Listed records:
Start of Block
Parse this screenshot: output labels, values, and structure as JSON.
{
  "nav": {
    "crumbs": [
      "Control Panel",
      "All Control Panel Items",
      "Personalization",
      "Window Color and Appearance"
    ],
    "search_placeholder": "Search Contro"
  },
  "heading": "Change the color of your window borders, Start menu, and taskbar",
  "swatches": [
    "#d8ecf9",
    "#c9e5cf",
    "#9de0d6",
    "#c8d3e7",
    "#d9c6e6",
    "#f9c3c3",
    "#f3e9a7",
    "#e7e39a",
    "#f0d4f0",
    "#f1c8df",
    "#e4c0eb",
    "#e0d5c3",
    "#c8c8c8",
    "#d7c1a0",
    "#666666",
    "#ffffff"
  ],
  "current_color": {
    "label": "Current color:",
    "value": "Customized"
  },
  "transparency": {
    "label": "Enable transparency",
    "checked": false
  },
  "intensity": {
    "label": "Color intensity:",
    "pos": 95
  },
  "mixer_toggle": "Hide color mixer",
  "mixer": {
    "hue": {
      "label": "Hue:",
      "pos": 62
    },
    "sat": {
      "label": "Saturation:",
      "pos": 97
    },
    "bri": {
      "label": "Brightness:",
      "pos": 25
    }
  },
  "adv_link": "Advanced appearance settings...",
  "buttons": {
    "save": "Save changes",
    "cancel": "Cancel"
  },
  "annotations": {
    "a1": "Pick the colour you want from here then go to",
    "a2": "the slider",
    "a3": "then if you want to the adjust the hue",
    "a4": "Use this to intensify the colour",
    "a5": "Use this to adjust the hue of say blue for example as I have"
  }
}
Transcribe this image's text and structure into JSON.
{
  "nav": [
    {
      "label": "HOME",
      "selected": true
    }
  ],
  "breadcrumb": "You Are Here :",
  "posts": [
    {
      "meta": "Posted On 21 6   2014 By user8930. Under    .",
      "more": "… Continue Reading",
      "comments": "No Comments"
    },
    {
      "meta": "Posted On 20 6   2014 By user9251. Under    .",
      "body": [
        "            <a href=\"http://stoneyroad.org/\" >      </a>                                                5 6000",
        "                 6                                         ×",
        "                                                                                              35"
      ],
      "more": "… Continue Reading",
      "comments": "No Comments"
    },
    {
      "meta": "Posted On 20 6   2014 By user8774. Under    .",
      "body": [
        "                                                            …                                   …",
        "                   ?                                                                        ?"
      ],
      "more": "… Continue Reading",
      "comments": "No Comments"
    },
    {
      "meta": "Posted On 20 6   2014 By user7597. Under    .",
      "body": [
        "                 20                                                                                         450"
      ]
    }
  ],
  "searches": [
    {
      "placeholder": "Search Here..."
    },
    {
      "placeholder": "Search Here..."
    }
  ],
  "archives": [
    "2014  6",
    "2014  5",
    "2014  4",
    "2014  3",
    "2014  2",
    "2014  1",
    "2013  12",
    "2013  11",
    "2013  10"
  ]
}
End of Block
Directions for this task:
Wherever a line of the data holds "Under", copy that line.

Answer to the exercise:
      "meta": "Posted On 21 6   2014 By user8930. Under    .",
      "meta": "Posted On 20 6   2014 By user9251. Under    .",
      "meta": "Posted On 20 6   2014 By user8774. Under    .",
      "meta": "Posted On 20 6   2014 By user7597. Under    .",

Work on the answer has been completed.